            Even if the owner blames you, don't blame yourself. You didn't cause it.


            • #7
              I love my vet, she told me that every living thing has staph. When it gets infected, she said "the skin is throwing a party" LOL

              A beautiful white sch that comes in got a staph infection just by swimming in a near by lake this last summer. He still has naked spots were his hair has not grown back. Poor thing.

              I wouldnt worry. People always want to blame someone else for a problem. You are an easy person to blame. I'm sure the dog did not get infected from you.

              Do you really want these people as clients if they are going to treat you this way? I know its hard when you love the dog, but dont beat yourself up.

              I'm very happy that I have a personal relationship with our local vets. I can call them anytime with anything and they are always there for me. She once called me for advice!!! I was so honored. )


              • #8
                I am so glad there is such an abundance of info here to draw upon. I got a call yesterday from a client, the dog has a looooonnnng history of hot spots and general health problems.
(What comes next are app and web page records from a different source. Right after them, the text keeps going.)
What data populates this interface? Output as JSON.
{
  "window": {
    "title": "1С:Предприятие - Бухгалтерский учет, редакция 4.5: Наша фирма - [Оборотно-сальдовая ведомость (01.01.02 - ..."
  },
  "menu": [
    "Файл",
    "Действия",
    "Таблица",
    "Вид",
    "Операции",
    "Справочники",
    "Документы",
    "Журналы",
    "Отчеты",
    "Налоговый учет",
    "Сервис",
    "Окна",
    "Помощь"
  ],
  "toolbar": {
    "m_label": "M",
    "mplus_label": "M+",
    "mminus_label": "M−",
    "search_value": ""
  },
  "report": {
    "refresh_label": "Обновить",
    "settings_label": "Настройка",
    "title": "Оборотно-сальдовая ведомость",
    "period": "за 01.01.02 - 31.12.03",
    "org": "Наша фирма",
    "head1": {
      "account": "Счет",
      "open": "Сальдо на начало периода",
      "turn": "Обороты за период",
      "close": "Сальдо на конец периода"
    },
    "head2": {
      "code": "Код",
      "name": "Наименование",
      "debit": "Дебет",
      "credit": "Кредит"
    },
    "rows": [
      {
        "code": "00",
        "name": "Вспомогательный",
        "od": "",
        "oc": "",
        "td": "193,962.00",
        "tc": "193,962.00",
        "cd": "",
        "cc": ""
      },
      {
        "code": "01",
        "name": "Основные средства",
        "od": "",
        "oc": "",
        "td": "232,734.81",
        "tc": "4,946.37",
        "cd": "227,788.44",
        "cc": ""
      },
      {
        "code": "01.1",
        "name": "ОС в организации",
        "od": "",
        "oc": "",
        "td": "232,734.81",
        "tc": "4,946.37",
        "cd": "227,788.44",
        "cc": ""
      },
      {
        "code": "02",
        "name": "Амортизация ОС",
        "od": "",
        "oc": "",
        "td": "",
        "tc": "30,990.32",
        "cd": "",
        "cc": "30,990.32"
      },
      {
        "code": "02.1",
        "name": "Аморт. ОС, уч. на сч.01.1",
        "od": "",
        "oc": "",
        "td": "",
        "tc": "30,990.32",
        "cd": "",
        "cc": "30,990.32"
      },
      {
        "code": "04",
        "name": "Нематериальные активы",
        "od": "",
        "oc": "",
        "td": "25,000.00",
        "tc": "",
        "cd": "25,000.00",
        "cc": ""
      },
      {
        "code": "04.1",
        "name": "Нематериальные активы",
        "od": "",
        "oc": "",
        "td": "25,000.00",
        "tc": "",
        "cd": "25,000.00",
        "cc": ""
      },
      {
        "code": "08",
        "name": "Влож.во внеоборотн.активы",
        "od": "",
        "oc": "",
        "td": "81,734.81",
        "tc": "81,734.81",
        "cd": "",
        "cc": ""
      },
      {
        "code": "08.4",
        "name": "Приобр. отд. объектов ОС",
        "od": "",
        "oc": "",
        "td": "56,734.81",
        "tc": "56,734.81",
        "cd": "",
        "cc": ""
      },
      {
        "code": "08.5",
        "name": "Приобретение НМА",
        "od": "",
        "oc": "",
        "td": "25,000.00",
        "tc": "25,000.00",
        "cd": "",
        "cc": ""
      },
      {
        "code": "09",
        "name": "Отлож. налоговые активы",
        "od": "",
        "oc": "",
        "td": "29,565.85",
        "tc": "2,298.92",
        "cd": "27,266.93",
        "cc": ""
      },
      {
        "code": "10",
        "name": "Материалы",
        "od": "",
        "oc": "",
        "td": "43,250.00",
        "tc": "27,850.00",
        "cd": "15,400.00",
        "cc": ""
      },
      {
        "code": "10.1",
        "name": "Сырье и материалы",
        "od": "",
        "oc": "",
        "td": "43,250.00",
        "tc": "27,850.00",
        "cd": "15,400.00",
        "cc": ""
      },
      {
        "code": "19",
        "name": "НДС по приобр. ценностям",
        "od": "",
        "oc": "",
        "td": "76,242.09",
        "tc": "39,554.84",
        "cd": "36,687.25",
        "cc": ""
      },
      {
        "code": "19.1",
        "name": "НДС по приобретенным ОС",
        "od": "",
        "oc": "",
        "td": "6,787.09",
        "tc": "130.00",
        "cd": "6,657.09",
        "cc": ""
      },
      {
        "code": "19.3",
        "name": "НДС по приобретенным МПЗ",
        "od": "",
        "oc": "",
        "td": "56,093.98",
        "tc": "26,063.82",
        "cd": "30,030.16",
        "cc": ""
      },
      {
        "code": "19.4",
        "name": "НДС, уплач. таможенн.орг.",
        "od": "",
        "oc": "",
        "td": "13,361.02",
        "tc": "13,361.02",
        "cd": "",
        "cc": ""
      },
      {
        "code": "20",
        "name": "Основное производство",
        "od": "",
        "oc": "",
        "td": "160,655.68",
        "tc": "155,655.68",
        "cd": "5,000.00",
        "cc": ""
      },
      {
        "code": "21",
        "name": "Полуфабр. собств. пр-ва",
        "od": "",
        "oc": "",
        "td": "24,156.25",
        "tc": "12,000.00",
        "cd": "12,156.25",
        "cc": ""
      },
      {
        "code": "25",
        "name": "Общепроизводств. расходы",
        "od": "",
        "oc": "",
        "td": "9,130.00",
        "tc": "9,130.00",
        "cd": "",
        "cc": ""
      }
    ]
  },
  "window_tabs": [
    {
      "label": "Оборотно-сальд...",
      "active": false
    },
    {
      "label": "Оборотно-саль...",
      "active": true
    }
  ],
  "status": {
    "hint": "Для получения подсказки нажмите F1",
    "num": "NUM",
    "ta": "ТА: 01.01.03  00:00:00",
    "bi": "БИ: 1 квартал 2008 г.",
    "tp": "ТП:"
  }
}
Now I get a voicemail theat he has a staff infection and am concerned whether the client blames me or if he possibly did get it from my mobile. I don't think either is the case but want to be ready to address it if the question comes up. This is an old thread but told me just what I need to know.


                • #9
                  Yes-recurring and ongoing infections are a sign of low immune issues. The causes of the immune deficiency can be thyroid, hormonal, even genetic predisposition (this is more often puppies). The dog could have gotten it from anywhere. In reality if you were a little over zealous w/ a brush and opened a minuscule spot on the skin, a dog w/ suppressed immunity could get a staph infection from that. Could it have happened @ your shop? Maybe. That doesn't mean it is your fault. We have to brush, comb, use clippers, all these can cause minute abrasions to the skin, which would cause problems in that type of dog. Personally, I would call the vet to see what the vet said and then just forget about it. If you are sanitizing enough then what else can you do? Like we have all experienced sometimes customers can dream up their own excuses sometimes and we are a likely scapegoat in their minds.
                  I saw the angel in the marble and carved until I set him free.